In its judgement released this week, the Supreme Court has unanimously agreed with the Commissioner’s position and has upheld the Court of Appeal decision. The Commissioner alleged that orthopaedic surgeons, Messrs Penny and Hooper, used corporate and family trust structures in a manner that amounted to tax avoidance.
The High Court disagreed, while the majority of the Court of Appeal agreed with the Commissioner.
The Supreme Court has maintained that although the structures themselves were entirely lawful and unremarkable, the use of those structures by Messrs Penny and Hooper to pay artificially low salaries amounted to tax avoidance.
For many, this judgement was not a surprise. However, it does still leave a certain degree of uncertainty hanging over taxpayers, because in the case of Messrs Penny and Hooper, although the structure itself was perfectly acceptable, the outcome was not.

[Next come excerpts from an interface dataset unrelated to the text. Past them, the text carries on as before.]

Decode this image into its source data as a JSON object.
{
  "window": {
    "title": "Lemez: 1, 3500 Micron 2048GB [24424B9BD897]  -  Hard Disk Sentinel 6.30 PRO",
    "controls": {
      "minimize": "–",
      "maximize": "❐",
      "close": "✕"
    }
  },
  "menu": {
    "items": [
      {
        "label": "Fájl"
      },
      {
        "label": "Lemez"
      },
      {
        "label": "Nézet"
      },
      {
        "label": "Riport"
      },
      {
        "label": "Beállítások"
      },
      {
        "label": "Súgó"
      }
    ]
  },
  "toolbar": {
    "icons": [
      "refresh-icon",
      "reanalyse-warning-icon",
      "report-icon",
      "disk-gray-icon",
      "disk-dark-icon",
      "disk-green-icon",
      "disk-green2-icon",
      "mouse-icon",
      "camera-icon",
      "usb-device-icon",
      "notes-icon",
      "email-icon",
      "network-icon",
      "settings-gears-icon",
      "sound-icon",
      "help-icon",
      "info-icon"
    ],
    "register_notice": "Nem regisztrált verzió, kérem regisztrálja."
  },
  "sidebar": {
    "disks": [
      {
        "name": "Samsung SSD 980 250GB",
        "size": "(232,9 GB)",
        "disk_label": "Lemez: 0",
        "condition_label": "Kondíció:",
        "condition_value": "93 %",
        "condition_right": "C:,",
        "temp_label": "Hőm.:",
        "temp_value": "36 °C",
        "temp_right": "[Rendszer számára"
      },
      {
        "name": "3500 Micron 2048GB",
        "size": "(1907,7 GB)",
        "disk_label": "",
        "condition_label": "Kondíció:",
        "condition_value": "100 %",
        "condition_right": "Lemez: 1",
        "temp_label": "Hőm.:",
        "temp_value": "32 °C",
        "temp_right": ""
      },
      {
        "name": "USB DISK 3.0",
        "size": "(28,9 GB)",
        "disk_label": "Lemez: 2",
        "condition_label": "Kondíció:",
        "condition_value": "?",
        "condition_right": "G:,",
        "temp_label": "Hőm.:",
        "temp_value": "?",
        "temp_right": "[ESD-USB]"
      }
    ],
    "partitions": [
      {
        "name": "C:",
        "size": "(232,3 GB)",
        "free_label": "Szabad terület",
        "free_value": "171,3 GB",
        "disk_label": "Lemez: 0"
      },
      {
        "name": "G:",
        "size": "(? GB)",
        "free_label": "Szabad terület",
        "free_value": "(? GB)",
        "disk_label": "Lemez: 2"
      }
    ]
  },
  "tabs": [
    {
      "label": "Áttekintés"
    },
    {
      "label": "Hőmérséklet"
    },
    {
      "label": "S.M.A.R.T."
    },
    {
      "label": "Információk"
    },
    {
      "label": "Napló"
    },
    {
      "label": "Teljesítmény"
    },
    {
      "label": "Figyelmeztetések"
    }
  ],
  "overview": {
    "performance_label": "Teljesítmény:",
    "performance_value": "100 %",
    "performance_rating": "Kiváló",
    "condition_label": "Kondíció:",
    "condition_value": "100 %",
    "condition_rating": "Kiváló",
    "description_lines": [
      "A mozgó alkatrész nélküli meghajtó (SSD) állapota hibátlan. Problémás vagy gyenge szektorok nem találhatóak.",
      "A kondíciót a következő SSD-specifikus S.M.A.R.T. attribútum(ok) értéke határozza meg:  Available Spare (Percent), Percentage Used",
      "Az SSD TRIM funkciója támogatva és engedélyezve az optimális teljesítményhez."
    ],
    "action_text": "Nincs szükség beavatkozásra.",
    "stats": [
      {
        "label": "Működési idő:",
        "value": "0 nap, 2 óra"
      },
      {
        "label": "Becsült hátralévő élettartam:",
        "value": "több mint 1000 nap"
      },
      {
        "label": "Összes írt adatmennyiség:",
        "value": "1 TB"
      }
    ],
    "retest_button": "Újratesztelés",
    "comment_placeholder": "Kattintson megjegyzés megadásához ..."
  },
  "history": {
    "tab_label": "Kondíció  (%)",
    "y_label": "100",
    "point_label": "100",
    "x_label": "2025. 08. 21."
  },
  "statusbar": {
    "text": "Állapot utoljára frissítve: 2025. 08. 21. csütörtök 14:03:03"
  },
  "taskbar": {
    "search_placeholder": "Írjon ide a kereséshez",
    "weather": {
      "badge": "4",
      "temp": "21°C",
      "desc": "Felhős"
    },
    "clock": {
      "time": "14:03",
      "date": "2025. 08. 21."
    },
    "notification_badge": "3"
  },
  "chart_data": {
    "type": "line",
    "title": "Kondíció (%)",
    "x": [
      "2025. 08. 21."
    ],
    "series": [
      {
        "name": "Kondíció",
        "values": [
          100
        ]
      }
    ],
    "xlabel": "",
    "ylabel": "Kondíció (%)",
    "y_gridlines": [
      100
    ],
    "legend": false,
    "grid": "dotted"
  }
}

This has reconfirmed the need for people to be more vigilant regarding the restructuring of their affairs.
We would hope the New Zealand Institute of Chartered Accountants (NZICA) and others will lobby the IRD to reconfirm what circumstances they will and will not seek to apply this case. The danger otherwise is that this case will be used “carte blanche” to support any position the IRD intends to take.
It is also worth noting that this case relates to tax years in which the tax rates were not aligned. However, based on the tax rates currently in place, perhaps this case has less application moving forward given there is potentially no tax advantage. That said, in certain circumstances, there could still be timing advantages.
Should you have any concerns regarding the restructuring of your affairs we recommend that you seek advice from your Hayes Knight adviser. Alternatively please contact our Tax Team:
Phil BarlowTax Director
T + 64 9 414 5444
Shelley-ann BrinkleySenior Tax Manager
T +64 9 414 5444